I have a hard time beating my son. Slow down, I’m not talking about discipline. I have no problem tanning that butt if he gets out of line, but I’m talking about playing games with him – video games in particular. For the past couple of years we have developed some father-son bonding time over the Xbox or, more recently, the Nintendo Wii that I was given for Father’s Day. I typically like to choose games that we can play cooperatively, like Lego Star Wars or Shrek 2, but not all of our games fall into that category. For whatever reason, the folks at Nintendo have deemed that most of their multi-player modes/games must be competitive rather than cooperative.
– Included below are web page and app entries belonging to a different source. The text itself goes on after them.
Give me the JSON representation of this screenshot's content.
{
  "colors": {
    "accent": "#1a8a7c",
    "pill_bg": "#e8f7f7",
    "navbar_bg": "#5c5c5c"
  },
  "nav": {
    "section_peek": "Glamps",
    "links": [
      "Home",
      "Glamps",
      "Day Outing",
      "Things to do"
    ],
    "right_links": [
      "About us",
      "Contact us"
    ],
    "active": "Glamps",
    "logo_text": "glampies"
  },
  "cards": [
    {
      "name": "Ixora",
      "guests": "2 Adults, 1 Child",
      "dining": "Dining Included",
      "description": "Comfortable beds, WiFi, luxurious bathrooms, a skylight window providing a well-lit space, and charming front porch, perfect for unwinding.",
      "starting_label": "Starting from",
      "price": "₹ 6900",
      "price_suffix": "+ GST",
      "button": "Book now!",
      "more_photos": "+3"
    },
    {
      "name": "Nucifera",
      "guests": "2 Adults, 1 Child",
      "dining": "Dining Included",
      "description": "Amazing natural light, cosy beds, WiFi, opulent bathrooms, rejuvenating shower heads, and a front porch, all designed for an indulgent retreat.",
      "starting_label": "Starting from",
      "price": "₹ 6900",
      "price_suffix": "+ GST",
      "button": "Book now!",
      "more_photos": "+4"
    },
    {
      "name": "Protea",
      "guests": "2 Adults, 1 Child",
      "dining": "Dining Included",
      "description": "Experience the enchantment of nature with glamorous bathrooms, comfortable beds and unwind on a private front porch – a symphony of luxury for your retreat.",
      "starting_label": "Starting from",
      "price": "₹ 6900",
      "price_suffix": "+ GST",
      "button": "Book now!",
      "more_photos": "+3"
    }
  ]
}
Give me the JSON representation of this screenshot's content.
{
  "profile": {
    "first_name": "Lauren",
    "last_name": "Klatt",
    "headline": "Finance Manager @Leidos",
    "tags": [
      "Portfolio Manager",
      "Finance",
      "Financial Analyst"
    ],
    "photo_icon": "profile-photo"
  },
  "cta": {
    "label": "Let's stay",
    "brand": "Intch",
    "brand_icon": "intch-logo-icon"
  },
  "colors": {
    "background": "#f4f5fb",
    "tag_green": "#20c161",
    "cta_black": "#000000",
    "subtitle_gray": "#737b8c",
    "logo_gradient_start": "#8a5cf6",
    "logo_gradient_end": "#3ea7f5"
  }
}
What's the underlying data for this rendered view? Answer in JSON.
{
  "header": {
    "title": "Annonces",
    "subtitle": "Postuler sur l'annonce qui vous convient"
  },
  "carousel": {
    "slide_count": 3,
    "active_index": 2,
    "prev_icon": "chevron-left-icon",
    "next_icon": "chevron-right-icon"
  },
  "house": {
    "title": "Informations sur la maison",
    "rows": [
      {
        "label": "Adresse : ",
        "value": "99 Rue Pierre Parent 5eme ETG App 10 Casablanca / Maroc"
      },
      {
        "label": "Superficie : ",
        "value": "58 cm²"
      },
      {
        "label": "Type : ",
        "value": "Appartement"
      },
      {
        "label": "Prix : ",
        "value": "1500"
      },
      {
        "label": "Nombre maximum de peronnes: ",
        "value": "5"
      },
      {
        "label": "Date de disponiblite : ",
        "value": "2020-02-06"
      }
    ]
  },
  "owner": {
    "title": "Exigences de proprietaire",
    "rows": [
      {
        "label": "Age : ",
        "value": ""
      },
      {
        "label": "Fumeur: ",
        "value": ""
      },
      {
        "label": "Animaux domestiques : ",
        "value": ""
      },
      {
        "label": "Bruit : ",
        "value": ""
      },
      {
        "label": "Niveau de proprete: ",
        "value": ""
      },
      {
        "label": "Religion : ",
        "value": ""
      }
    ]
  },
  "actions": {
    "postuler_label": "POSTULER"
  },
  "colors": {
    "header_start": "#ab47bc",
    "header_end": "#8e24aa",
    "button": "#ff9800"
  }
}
So instead of us being able to play as a team against the computer, we have to go against each other most of the time on Wii sports, etc.
This isn’t necessarily a problem because my son’s age and vitality give him a decisive advantage in some games like Wii Boxing. When you literally have to swing your arms in the air continuously for three minutes, the five-year-old has it in the bag. It took me a few good pummels before I chalked my first victory. He didn’t mind by then because he’d already left his old man looking like a Kimbo Slice victim many times. The problems came later.
My son has an older cousin that he spends a lot of time with, and said mini-mentor introduced him to the fine art of trash-talking. So one day my mild-mannered son transformed into this loud-mouthed braggart when he picked up the controllers. “You’re going DOWN, daddy.” At first I just giggled, but he was really into it. He’d roll a strike in bowling and where we used to give each other high-fives, I now got a “Yeah, in your face!”
What made it worse was the reversal when he lost. Eventually when his streak of luck ran out and I’d notch a win, he’d damn near drop those very expensive controllers on the floor and frown like I’d cheated somehow. I had to set him straight quickly that that was not how you behave when you lose. I took it a step further to tell him that the trash talking wasn’t polite and I hope that’s not what he does in school to his friends.
After a few more games I took a moment to ponder his behavior and realized that part of it was my fault. There were times when we played that I did indeed let him win, especially if it was a new game. I’d try not to make it obvious, but I wanted him to keep playing and not get discouraged. My wife is also guilty of this when we play Candy Land, letting him draw a new card if she sees it will send him back to the beginning of the game. It’s not that we want to spoil him; we’re just trying to keep the experience fun. But is that the way to do it?
Social Psychologist Susan K. Perry advises,
“Instead of letting your child win, try making the game fair from the get-go. Suggest a handicap before the game begins. For example, say, “Because you haven’t played this game as many times as I have, you should start three spaces ahead of me” or “Because I’m older, you should have an extra turn.” If you both agree on the changes, then you’re not letting her win – you’re changing the rules together to make the game fair.”
We only allow him to play video games on the weekends, so I’ll give her tactics a try. If this doesn’t work, my little braggart might have to get his butt whooped. What would you do?